Exercise goal: Output a faithful copy of the entries, every picture removed.

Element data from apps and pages
================
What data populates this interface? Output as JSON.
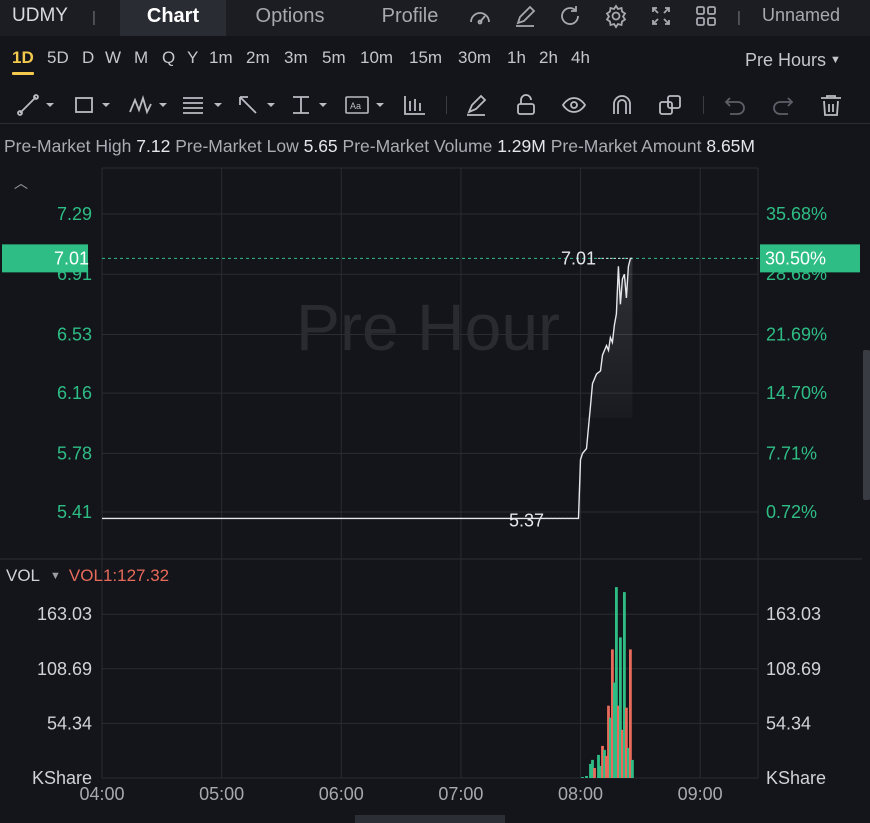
{
  "header": {
    "ticker": "UDMY",
    "tabs": [
      {
        "label": "Chart",
        "active": true
      },
      {
        "label": "Options",
        "active": false
      },
      {
        "label": "Profile",
        "active": false
      }
    ],
    "layout_name": "Unnamed",
    "icons": [
      "gauge-icon",
      "edit-icon",
      "refresh-icon",
      "settings-icon",
      "fullscreen-icon",
      "grid-icon"
    ]
  },
  "timeframes": {
    "items": [
      "1D",
      "5D",
      "D",
      "W",
      "M",
      "Q",
      "Y",
      "1m",
      "2m",
      "3m",
      "5m",
      "10m",
      "15m",
      "30m",
      "1h",
      "2h",
      "4h"
    ],
    "active": "1D",
    "session": "Pre Hours"
  },
  "toolbar": {
    "tools": [
      "trendline-icon",
      "rectangle-icon",
      "pattern-icon",
      "fib-icon",
      "arrow-icon",
      "measure-icon",
      "text-icon",
      "indicator-icon",
      "brush-icon",
      "lock-icon",
      "eye-icon",
      "magnet-icon",
      "clone-icon",
      "undo-icon",
      "redo-icon",
      "delete-icon"
    ]
  },
  "premarket": {
    "high_label": "Pre-Market High",
    "high": "7.12",
    "low_label": "Pre-Market Low",
    "low": "5.65",
    "volume_label": "Pre-Market Volume",
    "volume": "1.29M",
    "amount_label": "Pre-Market Amount",
    "amount": "8.65M"
  },
  "watermark": "Pre Hour",
  "colors": {
    "up": "#2ebd85",
    "down": "#e86a5a",
    "current": "#2ebd85",
    "background": "#14151a",
    "active_timeframe": "#f2c94c"
  },
  "chart_data": [
    {
      "type": "line",
      "x_ticks": [
        "04:00",
        "05:00",
        "06:00",
        "07:00",
        "08:00",
        "09:00"
      ],
      "y_left_ticks": [
        "7.29",
        "6.91",
        "6.53",
        "6.16",
        "5.78",
        "5.41"
      ],
      "y_right_ticks": [
        "35.68%",
        "28.68%",
        "21.69%",
        "14.70%",
        "7.71%",
        "0.72%"
      ],
      "current_price": "7.01",
      "current_pct": "30.50%",
      "annotations": {
        "high_label": "7.01",
        "low_label": "5.37"
      },
      "x_range": [
        "04:00",
        "09:29"
      ],
      "y_range": [
        5.12,
        7.58
      ],
      "series": [
        {
          "x": [
            "04:00",
            "04:30",
            "05:00",
            "05:30",
            "06:00",
            "06:30",
            "07:00",
            "07:30",
            "07:59",
            "08:00",
            "08:01",
            "08:03",
            "08:05",
            "08:06",
            "08:08",
            "08:10",
            "08:11",
            "08:13",
            "08:14",
            "08:15",
            "08:16",
            "08:17",
            "08:18",
            "08:19",
            "08:20",
            "08:21",
            "08:22",
            "08:23",
            "08:24",
            "08:25",
            "08:26"
          ],
          "values": [
            5.37,
            5.37,
            5.37,
            5.37,
            5.37,
            5.37,
            5.37,
            5.37,
            5.37,
            5.74,
            5.78,
            5.81,
            6.08,
            6.22,
            6.28,
            6.3,
            6.4,
            6.46,
            6.43,
            6.51,
            6.48,
            6.59,
            6.66,
            6.96,
            6.72,
            6.88,
            6.91,
            6.76,
            6.96,
            7.01,
            7.01
          ]
        }
      ]
    },
    {
      "type": "bar",
      "name": "VOL",
      "indicator_label": "VOL1:127.32",
      "y_ticks": [
        "163.03",
        "108.69",
        "54.34"
      ],
      "y_unit": "KShare",
      "ylim": [
        0,
        217
      ],
      "x": [
        "08:01",
        "08:03",
        "08:05",
        "08:06",
        "08:07",
        "08:09",
        "08:10",
        "08:11",
        "08:12",
        "08:13",
        "08:14",
        "08:15",
        "08:16",
        "08:17",
        "08:18",
        "08:19",
        "08:20",
        "08:21",
        "08:22",
        "08:23",
        "08:24",
        "08:25",
        "08:26"
      ],
      "values": [
        1,
        2,
        14,
        18,
        10,
        23,
        12,
        32,
        28,
        22,
        72,
        60,
        128,
        95,
        190,
        72,
        140,
        48,
        185,
        70,
        30,
        128,
        18
      ],
      "up": [
        true,
        true,
        true,
        true,
        false,
        true,
        true,
        false,
        true,
        false,
        false,
        true,
        false,
        true,
        true,
        false,
        true,
        false,
        true,
        false,
        true,
        false,
        true
      ]
    }
  ]
}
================
Exercise solution:
What data populates this interface? Output as JSON.
{
  "header": {
    "ticker": "UDMY",
    "tabs": [
      {
        "label": "Chart",
        "active": true
      },
      {
        "label": "Options",
        "active": false
      },
      {
        "label": "Profile",
        "active": false
      }
    ],
    "layout_name": "Unnamed",
    "icons": [
      "gauge-icon",
      "edit-icon",
      "refresh-icon",
      "settings-icon",
      "fullscreen-icon",
      "grid-icon"
    ]
  },
  "timeframes": {
    "items": [
      "1D",
      "5D",
      "D",
      "W",
      "M",
      "Q",
      "Y",
      "1m",
      "2m",
      "3m",
      "5m",
      "10m",
      "15m",
      "30m",
      "1h",
      "2h",
      "4h"
    ],
    "active": "1D",
    "session": "Pre Hours"
  },
  "toolbar": {
    "tools": [
      "trendline-icon",
      "rectangle-icon",
      "pattern-icon",
      "fib-icon",
      "arrow-icon",
      "measure-icon",
      "text-icon",
      "indicator-icon",
      "brush-icon",
      "lock-icon",
      "eye-icon",
      "magnet-icon",
      "clone-icon",
      "undo-icon",
      "redo-icon",
      "delete-icon"
    ]
  },
  "premarket": {
    "high_label": "Pre-Market High",
    "high": "7.12",
    "low_label": "Pre-Market Low",
    "low": "5.65",
    "volume_label": "Pre-Market Volume",
    "volume": "1.29M",
    "amount_label": "Pre-Market Amount",
    "amount": "8.65M"
  },
  "watermark": "Pre Hour",
  "colors": {
    "up": "#2ebd85",
    "down": "#e86a5a",
    "current": "#2ebd85",
    "background": "#14151a",
    "active_timeframe": "#f2c94c"
  },
  "chart_data": [
    {
      "type": "line",
      "x_ticks": [
        "04:00",
        "05:00",
        "06:00",
        "07:00",
        "08:00",
        "09:00"
      ],
      "y_left_ticks": [
        "7.29",
        "6.91",
        "6.53",
        "6.16",
        "5.78",
        "5.41"
      ],
      "y_right_ticks": [
        "35.68%",
        "28.68%",
        "21.69%",
        "14.70%",
        "7.71%",
        "0.72%"
      ],
      "current_price": "7.01",
      "current_pct": "30.50%",
      "annotations": {
        "high_label": "7.01",
        "low_label": "5.37"
      },
      "x_range": [
        "04:00",
        "09:29"
      ],
      "y_range": [
        5.12,
        7.58
      ],
      "series": [
        {
          "x": [
            "04:00",
            "04:30",
            "05:00",
            "05:30",
            "06:00",
            "06:30",
            "07:00",
            "07:30",
            "07:59",
            "08:00",
            "08:01",
            "08:03",
            "08:05",
            "08:06",
            "08:08",
            "08:10",
            "08:11",
            "08:13",
            "08:14",
            "08:15",
            "08:16",
            "08:17",
            "08:18",
            "08:19",
            "08:20",
            "08:21",
            "08:22",
            "08:23",
            "08:24",
            "08:25",
            "08:26"
          ],
          "values": [
            5.37,
            5.37,
            5.37,
            5.37,
            5.37,
            5.37,
            5.37,
            5.37,
            5.37,
            5.74,
            5.78,
            5.81,
            6.08,
            6.22,
            6.28,
            6.3,
            6.4,
            6.46,
            6.43,
            6.51,
            6.48,
            6.59,
            6.66,
            6.96,
            6.72,
            6.88,
            6.91,
            6.76,
            6.96,
            7.01,
            7.01
          ]
        }
      ]
    },
    {
      "type": "bar",
      "name": "VOL",
      "indicator_label": "VOL1:127.32",
      "y_ticks": [
        "163.03",
        "108.69",
        "54.34"
      ],
      "y_unit": "KShare",
      "ylim": [
        0,
        217
      ],
      "x": [
        "08:01",
        "08:03",
        "08:05",
        "08:06",
        "08:07",
        "08:09",
        "08:10",
        "08:11",
        "08:12",
        "08:13",
        "08:14",
        "08:15",
        "08:16",
        "08:17",
        "08:18",
        "08:19",
        "08:20",
        "08:21",
        "08:22",
        "08:23",
        "08:24",
        "08:25",
        "08:26"
      ],
      "values": [
        1,
        2,
        14,
        18,
        10,
        23,
        12,
        32,
        28,
        22,
        72,
        60,
        128,
        95,
        190,
        72,
        140,
        48,
        185,
        70,
        30,
        128,
        18
      ],
      "up": [
        true,
        true,
        true,
        true,
        false,
        true,
        true,
        false,
        true,
        false,
        false,
        true,
        false,
        true,
        true,
        false,
        true,
        false,
        true,
        false,
        true,
        false,
        true
      ]
    }
  ]
}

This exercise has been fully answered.